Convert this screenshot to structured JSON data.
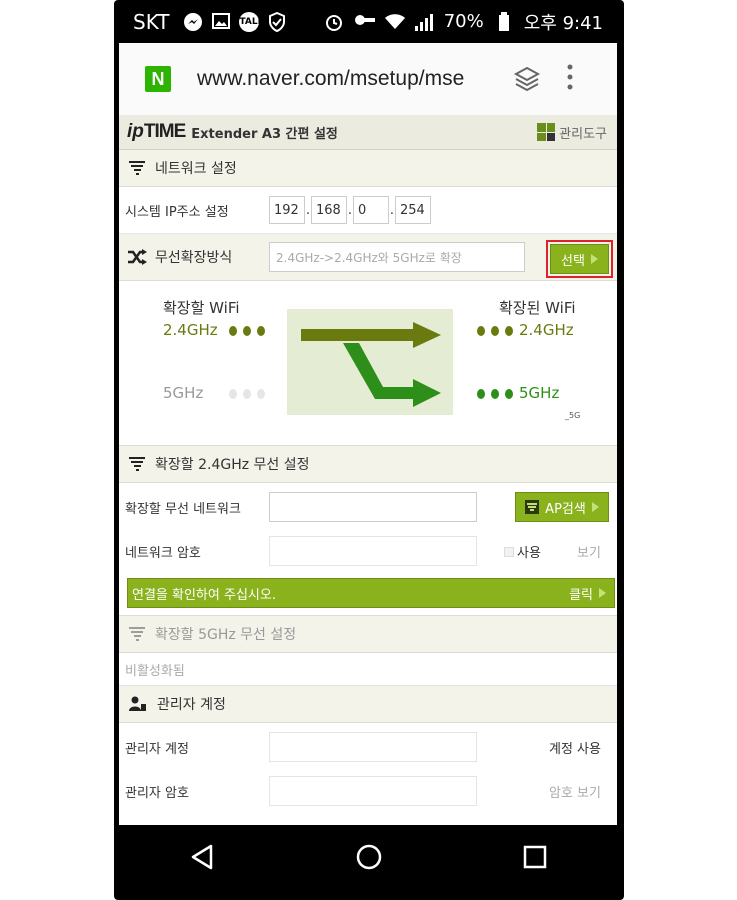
{
  "status_bar": {
    "carrier": "SKT",
    "talk_badge": "TALK",
    "battery": "70%",
    "time": "오후 9:41"
  },
  "browser": {
    "logo": "N",
    "url": "www.naver.com/msetup/mse"
  },
  "header": {
    "logo_ip": "ip",
    "logo_time": "TIME",
    "title": "Extender A3 간편 설정",
    "admin_tool": "관리도구"
  },
  "network": {
    "section_title": "네트워크 설정",
    "ip_label": "시스템 IP주소 설정",
    "ip": [
      "192",
      "168",
      "0",
      "254"
    ]
  },
  "wireless_mode": {
    "label": "무선확장방식",
    "value": "2.4GHz->2.4GHz와 5GHz로 확장",
    "select_button": "선택"
  },
  "diagram": {
    "left_title": "확장할 WiFi",
    "right_title": "확장된 WiFi",
    "left_24": "2.4GHz",
    "left_5": "5GHz",
    "right_24": "2.4GHz",
    "right_5": "5GHz",
    "suffix_5g": "_5G",
    "colors": {
      "olive": "#6b7a0f",
      "green": "#2d8f1a",
      "pale": "#e6e6e6",
      "panel": "#e4ecd3"
    }
  },
  "wireless24": {
    "section_title": "확장할 2.4GHz 무선 설정",
    "network_label": "확장할 무선 네트워크",
    "ap_button": "AP검색",
    "password_label": "네트워크 암호",
    "use_label": "사용",
    "show_label": "보기",
    "confirm_text": "연결을 확인하여 주십시오.",
    "click_label": "클릭"
  },
  "wireless5": {
    "section_title": "확장할 5GHz 무선 설정",
    "disabled_text": "비활성화됨"
  },
  "admin": {
    "section_title": "관리자 계정",
    "account_label": "관리자 계정",
    "account_use": "계정 사용",
    "password_label": "관리자 암호",
    "password_show": "암호 보기"
  },
  "accent_colors": {
    "green_button": "#8ab21d",
    "highlight_border": "#e0202a"
  }
}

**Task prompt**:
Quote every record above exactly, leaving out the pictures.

**Task solution**:
Convert this screenshot to structured JSON data.
{
  "status_bar": {
    "carrier": "SKT",
    "talk_badge": "TALK",
    "battery": "70%",
    "time": "오후 9:41"
  },
  "browser": {
    "logo": "N",
    "url": "www.naver.com/msetup/mse"
  },
  "header": {
    "logo_ip": "ip",
    "logo_time": "TIME",
    "title": "Extender A3 간편 설정",
    "admin_tool": "관리도구"
  },
  "network": {
    "section_title": "네트워크 설정",
    "ip_label": "시스템 IP주소 설정",
    "ip": [
      "192",
      "168",
      "0",
      "254"
    ]
  },
  "wireless_mode": {
    "label": "무선확장방식",
    "value": "2.4GHz->2.4GHz와 5GHz로 확장",
    "select_button": "선택"
  },
  "diagram": {
    "left_title": "확장할 WiFi",
    "right_title": "확장된 WiFi",
    "left_24": "2.4GHz",
    "left_5": "5GHz",
    "right_24": "2.4GHz",
    "right_5": "5GHz",
    "suffix_5g": "_5G",
    "colors": {
      "olive": "#6b7a0f",
      "green": "#2d8f1a",
      "pale": "#e6e6e6",
      "panel": "#e4ecd3"
    }
  },
  "wireless24": {
    "section_title": "확장할 2.4GHz 무선 설정",
    "network_label": "확장할 무선 네트워크",
    "ap_button": "AP검색",
    "password_label": "네트워크 암호",
    "use_label": "사용",
    "show_label": "보기",
    "confirm_text": "연결을 확인하여 주십시오.",
    "click_label": "클릭"
  },
  "wireless5": {
    "section_title": "확장할 5GHz 무선 설정",
    "disabled_text": "비활성화됨"
  },
  "admin": {
    "section_title": "관리자 계정",
    "account_label": "관리자 계정",
    "account_use": "계정 사용",
    "password_label": "관리자 암호",
    "password_show": "암호 보기"
  },
  "accent_colors": {
    "green_button": "#8ab21d",
    "highlight_border": "#e0202a"
  }
}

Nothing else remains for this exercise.